- Öktem, Kerem (2003). Creating the Turk's Homeland: Modernization, Nationalism and Geography in Southeast Turkey in the late 19th and 20th Centuries. Harvard: University of Oxford, School of Geography an the Environment, Mansfield Road, Oxford, OX1 3TB, UK.
For Armenians, the city has a great symbolic value, as the Armenian alphabet was invented there, thanks to a group of scholars and clergy headed by Mesrop Mashtots in the 5th century
- Roberts, J. M. (1996). "II/4. Frontiers and neighbours". The Penguin History of Europe. London: Penguin Books. pp. 162–163. ISBN 978-0-14-026561-3.
- "Edessa". Jewish Encyclopedia. 1906.
- "Interview with Harun Bozo". The Library of Rescued Memories. Central Europe Center for Research and Documentation.
- Kinross, Lord (1977). The Ottoman Centuries, The Rise and Fall of the Turkish Empire. United States: Harper Perennial. p. 560. ISBN 0-688-08093-6.
- Joseph, John (1983). Muslim-Christian Relations and Inter-Christian Rivalries in the Middle East: The Case of the Jacobites in an Age of Transition. United States: State University of New York Press. p. 150. ISBN 0-87395-612-5.
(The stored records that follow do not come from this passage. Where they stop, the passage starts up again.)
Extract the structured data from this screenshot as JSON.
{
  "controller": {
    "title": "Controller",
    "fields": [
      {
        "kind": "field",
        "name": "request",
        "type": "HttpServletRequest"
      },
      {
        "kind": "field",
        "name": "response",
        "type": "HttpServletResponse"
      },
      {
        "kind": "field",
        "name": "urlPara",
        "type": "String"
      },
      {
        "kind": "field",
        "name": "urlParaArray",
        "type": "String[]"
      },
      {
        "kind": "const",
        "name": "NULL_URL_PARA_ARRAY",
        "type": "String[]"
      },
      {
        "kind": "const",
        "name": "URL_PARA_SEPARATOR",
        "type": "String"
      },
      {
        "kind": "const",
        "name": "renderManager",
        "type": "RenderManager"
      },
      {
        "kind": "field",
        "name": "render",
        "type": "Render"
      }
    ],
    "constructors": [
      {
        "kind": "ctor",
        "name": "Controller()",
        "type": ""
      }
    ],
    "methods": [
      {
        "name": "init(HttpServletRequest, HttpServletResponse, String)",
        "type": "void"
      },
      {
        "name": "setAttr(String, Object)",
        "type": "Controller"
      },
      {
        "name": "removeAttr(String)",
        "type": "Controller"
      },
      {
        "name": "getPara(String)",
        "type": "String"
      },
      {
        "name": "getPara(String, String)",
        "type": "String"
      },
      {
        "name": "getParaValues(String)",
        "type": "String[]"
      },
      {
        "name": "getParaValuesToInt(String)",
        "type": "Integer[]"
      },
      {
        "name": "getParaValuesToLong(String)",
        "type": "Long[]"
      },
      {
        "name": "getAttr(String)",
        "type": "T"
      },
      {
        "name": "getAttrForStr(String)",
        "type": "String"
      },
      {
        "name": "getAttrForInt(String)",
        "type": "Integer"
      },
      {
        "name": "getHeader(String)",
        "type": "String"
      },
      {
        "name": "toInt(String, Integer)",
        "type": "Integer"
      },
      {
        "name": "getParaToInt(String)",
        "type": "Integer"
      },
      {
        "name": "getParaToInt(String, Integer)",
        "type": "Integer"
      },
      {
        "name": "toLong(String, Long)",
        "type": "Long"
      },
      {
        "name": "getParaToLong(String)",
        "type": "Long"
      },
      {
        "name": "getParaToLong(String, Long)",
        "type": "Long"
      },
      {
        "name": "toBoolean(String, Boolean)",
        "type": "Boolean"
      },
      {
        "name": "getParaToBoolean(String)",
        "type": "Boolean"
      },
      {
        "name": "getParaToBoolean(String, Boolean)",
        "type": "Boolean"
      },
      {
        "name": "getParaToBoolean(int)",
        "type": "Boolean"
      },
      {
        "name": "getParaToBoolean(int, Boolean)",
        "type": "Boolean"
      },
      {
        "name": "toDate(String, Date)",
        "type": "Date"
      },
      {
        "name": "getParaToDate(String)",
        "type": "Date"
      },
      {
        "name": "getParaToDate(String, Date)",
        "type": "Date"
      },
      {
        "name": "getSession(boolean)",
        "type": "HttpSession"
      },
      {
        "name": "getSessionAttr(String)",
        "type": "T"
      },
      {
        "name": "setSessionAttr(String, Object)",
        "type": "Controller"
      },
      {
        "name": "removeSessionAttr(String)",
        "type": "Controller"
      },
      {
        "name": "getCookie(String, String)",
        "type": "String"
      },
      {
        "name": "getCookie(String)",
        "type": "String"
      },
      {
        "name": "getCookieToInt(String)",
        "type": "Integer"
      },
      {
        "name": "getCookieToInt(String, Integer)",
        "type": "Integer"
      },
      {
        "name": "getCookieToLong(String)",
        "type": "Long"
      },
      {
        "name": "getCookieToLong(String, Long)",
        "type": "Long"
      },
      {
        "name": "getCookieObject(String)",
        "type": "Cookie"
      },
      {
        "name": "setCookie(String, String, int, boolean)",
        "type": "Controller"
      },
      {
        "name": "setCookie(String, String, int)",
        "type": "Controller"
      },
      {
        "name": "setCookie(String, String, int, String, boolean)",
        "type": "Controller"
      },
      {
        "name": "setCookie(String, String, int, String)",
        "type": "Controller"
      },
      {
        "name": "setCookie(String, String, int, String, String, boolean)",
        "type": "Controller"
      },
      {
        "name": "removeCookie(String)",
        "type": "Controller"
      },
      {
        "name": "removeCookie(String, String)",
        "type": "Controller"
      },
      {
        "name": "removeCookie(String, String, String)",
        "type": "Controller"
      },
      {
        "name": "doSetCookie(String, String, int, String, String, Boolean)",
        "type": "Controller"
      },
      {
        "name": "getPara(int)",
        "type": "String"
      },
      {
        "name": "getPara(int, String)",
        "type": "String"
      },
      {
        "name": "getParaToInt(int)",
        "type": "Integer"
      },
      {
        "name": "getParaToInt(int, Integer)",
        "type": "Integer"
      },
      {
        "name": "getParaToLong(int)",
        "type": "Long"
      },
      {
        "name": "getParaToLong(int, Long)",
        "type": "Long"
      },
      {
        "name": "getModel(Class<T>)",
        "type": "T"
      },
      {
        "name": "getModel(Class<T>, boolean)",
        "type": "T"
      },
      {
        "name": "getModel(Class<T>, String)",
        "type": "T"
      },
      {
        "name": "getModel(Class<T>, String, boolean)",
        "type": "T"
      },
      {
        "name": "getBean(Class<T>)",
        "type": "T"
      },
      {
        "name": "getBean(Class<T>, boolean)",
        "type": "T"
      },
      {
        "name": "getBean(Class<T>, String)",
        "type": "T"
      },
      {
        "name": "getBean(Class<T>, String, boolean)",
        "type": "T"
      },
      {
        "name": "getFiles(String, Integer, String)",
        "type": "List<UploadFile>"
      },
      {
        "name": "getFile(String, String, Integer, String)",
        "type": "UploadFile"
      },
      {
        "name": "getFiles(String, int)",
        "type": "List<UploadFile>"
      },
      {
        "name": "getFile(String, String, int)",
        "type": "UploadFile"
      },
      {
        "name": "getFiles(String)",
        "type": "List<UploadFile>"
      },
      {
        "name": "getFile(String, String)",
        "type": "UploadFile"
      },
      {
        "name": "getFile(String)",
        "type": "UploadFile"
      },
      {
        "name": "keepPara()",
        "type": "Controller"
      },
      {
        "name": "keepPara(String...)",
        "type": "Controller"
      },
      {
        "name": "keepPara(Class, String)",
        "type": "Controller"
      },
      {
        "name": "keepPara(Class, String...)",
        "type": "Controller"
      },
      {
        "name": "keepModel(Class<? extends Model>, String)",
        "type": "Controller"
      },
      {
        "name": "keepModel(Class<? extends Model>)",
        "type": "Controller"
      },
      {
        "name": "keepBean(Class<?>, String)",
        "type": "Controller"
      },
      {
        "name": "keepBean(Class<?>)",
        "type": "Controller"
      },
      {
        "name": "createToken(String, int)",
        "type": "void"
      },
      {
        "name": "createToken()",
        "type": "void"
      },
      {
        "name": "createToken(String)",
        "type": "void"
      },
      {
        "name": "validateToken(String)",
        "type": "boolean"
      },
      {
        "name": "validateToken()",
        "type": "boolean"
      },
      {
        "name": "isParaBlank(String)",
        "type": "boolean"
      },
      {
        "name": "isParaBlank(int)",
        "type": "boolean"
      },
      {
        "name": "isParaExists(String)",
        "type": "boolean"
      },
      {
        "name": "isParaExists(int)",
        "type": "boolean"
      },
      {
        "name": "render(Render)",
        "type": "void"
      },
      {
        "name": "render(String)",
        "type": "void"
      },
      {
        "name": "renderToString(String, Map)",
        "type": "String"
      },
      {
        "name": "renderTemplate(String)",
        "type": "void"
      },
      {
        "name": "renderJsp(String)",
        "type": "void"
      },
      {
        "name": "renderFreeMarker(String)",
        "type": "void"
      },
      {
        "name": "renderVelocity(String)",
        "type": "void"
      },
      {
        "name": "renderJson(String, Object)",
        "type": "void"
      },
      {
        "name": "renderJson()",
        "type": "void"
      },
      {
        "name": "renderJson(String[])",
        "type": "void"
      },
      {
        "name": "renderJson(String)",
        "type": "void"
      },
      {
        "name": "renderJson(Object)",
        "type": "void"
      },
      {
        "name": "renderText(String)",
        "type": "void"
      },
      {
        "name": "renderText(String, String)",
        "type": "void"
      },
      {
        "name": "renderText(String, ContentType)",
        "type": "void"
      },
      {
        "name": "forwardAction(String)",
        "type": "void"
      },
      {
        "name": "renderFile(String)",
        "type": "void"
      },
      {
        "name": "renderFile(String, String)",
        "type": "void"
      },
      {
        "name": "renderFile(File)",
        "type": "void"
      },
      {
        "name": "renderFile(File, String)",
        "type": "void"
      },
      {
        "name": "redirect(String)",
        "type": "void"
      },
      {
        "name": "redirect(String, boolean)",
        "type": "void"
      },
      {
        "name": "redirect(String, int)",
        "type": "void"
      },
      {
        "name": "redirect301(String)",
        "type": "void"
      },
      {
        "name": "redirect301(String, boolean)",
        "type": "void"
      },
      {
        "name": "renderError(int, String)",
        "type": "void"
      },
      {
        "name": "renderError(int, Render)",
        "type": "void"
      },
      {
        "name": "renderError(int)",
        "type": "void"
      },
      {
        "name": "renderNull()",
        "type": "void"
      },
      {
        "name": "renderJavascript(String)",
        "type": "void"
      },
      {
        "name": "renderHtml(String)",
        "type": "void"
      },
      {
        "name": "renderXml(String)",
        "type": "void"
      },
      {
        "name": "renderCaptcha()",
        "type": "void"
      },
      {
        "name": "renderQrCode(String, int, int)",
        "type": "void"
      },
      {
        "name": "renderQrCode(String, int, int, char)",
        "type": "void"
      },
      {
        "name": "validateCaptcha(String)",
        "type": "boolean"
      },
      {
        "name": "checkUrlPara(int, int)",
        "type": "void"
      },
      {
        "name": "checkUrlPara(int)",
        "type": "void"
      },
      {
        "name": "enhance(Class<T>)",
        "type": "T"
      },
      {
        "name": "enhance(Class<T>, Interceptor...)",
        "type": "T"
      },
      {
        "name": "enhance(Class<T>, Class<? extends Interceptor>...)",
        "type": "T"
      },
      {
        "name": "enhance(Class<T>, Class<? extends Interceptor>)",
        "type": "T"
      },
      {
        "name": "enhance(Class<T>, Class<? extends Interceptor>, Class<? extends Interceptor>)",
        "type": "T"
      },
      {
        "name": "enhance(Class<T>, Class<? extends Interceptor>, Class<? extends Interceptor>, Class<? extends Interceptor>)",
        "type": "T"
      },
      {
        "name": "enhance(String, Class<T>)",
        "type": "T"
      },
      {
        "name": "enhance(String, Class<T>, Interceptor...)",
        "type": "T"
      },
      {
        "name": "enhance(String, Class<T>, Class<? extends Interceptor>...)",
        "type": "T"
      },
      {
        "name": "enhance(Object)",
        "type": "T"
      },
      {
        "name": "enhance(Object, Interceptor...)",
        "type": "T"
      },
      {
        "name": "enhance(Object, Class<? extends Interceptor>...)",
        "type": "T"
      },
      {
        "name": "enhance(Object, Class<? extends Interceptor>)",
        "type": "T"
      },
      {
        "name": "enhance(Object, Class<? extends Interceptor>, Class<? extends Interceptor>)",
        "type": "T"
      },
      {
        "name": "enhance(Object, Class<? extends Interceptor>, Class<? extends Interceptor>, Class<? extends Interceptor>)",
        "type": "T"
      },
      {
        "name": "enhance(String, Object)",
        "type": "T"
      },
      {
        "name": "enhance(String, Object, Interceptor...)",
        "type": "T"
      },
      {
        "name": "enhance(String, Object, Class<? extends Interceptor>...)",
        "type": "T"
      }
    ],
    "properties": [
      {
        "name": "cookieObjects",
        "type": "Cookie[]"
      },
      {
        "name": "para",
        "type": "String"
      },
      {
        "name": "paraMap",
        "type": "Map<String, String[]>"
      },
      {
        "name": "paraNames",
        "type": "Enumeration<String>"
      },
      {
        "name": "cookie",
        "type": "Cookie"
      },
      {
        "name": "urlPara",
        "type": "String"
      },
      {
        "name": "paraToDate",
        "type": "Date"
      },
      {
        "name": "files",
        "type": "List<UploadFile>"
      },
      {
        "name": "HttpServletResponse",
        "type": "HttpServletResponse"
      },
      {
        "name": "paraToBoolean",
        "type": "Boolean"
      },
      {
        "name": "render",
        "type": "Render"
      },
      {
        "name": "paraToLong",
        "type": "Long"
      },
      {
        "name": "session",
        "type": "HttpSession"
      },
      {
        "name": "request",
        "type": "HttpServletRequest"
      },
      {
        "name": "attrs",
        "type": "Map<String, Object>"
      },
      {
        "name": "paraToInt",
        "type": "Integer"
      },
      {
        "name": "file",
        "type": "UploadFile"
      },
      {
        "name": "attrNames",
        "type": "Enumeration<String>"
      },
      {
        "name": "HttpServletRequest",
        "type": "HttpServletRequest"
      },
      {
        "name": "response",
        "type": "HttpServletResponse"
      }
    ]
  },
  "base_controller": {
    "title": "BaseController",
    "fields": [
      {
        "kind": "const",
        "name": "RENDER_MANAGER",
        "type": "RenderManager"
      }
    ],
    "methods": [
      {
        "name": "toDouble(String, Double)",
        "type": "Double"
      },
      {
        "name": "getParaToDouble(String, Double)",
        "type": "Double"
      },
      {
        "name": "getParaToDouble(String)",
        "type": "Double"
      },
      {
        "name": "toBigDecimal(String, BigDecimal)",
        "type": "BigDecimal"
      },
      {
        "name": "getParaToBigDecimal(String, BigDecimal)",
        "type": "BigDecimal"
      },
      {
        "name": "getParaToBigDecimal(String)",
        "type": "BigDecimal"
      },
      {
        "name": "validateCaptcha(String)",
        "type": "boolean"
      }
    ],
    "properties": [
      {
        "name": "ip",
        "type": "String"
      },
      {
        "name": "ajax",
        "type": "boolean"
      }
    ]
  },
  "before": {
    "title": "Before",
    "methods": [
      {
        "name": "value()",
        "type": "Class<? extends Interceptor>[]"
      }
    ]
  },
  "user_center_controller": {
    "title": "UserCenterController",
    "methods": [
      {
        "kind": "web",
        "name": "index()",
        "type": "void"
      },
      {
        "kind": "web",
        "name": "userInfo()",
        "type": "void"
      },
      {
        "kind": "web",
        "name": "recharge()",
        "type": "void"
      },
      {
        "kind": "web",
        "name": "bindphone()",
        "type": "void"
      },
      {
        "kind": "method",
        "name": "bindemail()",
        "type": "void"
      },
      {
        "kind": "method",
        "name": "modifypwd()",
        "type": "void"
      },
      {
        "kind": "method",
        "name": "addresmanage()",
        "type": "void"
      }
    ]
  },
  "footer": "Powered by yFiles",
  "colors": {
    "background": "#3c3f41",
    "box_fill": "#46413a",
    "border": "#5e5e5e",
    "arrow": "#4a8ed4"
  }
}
- "Kurds in Southeast Anatolia celebrate DTP’s boost in votes". Today's Zaman. 2009-03-31. Retrieved 2013-02-07.
- From Kâtib el Bağdadî in p.196Urfa'da Pişer Bize de Düşer, Halil & Munise Yetkin Soran, Alfa Yayın, 2009, Istanbul ISBN 978-605-106-065-1
- The World's First Temple
|Wikimedia Commons has media related to Urfa.|
|Wikivoyage has a travel guide for Urfa.|
- Şanlıurfa Governor's Office (English)
- Sanliurfa News
- Old and new photos
- Sanliurfa Mayor's Office
- Sanliurfa News
- Sanliurfa News
- Tourism information is available in English at the Southeastern Anatolian Promotion Project site.
- Photos from Balikli Gol in the old part of Urfa